This week, I took one of the first non-family-related vacations (to Spain) that I've taken in several years. Now, there's nothing wrong with family vacations. I happen to love them. However, there's something to be said for slowing down and disconnecting from your "real" life.
Let me amend that observation.
The fact is, there's no such thing as "unreal" life - it's all just life. Yet separating from the day-to-day routines can help us observe ourselves from the outside just a bit, help us situate ourselves in the world. We think about differences and similarities between ourselves and others, about how we were taught to see the world, about the way others see that same world.
The little traveler in Park Guell, Barcelona.
As we were ferried by taxi to the airport in the pre-dawn hours yesterday, the moon was a giant orange globe stamped just above the hills outside Barcelona. One of those incredible moons, where you can see the outlines of craters and lunar seas. Many hours later, I arrived in Texas just after dusk and wondered, for just a moment, whether the moon would look the same. But of course it wouldn't. Latitude and longitude, accidents of birth, words we hear since childhood -- all of these shape the way we think, the way our neurons connect.
It seems, however, that on a world as fragile as ours, it's a desperate need for each of us to try to understand the perspectives of others, wrought by the million little moments in their lives, the particular angle between their position on earth and the moon at any given moment.
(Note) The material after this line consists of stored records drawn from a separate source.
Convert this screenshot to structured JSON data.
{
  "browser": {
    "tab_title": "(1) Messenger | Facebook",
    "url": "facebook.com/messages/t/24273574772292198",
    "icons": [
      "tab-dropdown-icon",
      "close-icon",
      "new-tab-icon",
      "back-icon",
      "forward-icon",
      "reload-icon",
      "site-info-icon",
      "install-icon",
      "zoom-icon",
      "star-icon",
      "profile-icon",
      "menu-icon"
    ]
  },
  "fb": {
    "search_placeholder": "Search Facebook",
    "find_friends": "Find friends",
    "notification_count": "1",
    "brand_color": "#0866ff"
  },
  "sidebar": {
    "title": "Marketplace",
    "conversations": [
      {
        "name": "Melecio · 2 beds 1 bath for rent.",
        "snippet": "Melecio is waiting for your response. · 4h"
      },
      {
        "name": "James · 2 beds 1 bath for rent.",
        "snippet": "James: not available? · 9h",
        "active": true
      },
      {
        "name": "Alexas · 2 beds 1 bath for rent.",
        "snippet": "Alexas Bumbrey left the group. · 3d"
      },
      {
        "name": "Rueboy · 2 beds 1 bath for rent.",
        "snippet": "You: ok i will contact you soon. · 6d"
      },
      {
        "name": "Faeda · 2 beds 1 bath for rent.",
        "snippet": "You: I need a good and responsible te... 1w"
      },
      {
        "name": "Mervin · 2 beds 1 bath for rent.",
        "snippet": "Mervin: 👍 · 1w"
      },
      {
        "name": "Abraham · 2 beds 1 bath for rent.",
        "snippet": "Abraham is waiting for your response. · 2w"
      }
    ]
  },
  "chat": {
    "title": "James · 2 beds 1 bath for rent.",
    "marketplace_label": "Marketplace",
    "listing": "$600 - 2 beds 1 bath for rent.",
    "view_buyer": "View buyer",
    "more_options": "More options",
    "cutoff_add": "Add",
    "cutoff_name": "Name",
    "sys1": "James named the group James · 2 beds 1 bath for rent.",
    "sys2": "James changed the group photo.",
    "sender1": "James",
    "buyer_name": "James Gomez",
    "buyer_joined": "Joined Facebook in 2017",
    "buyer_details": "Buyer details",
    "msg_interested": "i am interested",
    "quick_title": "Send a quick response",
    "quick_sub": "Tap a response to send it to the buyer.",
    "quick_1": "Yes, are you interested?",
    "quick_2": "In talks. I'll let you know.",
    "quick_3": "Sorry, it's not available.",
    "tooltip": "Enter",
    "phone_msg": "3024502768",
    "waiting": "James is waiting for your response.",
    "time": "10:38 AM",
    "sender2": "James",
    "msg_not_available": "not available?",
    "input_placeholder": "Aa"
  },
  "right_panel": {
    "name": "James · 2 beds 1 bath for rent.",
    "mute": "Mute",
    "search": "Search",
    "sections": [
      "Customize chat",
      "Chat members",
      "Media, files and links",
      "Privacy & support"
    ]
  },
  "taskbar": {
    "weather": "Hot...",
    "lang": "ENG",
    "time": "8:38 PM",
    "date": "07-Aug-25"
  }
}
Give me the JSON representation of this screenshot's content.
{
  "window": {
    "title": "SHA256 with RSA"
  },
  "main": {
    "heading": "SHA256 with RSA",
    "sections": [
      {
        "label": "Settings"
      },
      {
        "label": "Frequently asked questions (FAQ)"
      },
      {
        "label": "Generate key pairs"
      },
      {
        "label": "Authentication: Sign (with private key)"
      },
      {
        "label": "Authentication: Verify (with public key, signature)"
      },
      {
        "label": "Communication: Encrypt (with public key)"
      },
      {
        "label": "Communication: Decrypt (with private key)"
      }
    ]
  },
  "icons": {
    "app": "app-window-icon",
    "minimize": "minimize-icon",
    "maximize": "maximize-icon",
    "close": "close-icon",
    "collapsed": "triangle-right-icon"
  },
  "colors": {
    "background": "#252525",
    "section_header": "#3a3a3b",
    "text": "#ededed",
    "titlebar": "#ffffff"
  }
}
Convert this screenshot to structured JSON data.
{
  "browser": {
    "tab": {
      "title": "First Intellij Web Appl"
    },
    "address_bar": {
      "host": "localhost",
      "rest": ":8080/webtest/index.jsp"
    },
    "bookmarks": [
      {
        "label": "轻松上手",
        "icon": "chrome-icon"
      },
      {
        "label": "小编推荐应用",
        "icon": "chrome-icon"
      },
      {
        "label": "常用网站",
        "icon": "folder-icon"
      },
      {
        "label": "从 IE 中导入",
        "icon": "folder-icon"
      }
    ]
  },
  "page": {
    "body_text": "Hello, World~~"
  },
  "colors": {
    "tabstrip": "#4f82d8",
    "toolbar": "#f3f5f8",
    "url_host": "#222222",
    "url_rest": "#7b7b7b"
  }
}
Travel is just a little step in the direction of understanding. It's also illuminates how challenging that understanding can be. This week I'm going to share a few little musings from my travels. Feel free to throw a shoe at me for being pretentious. I'll just duck and take it.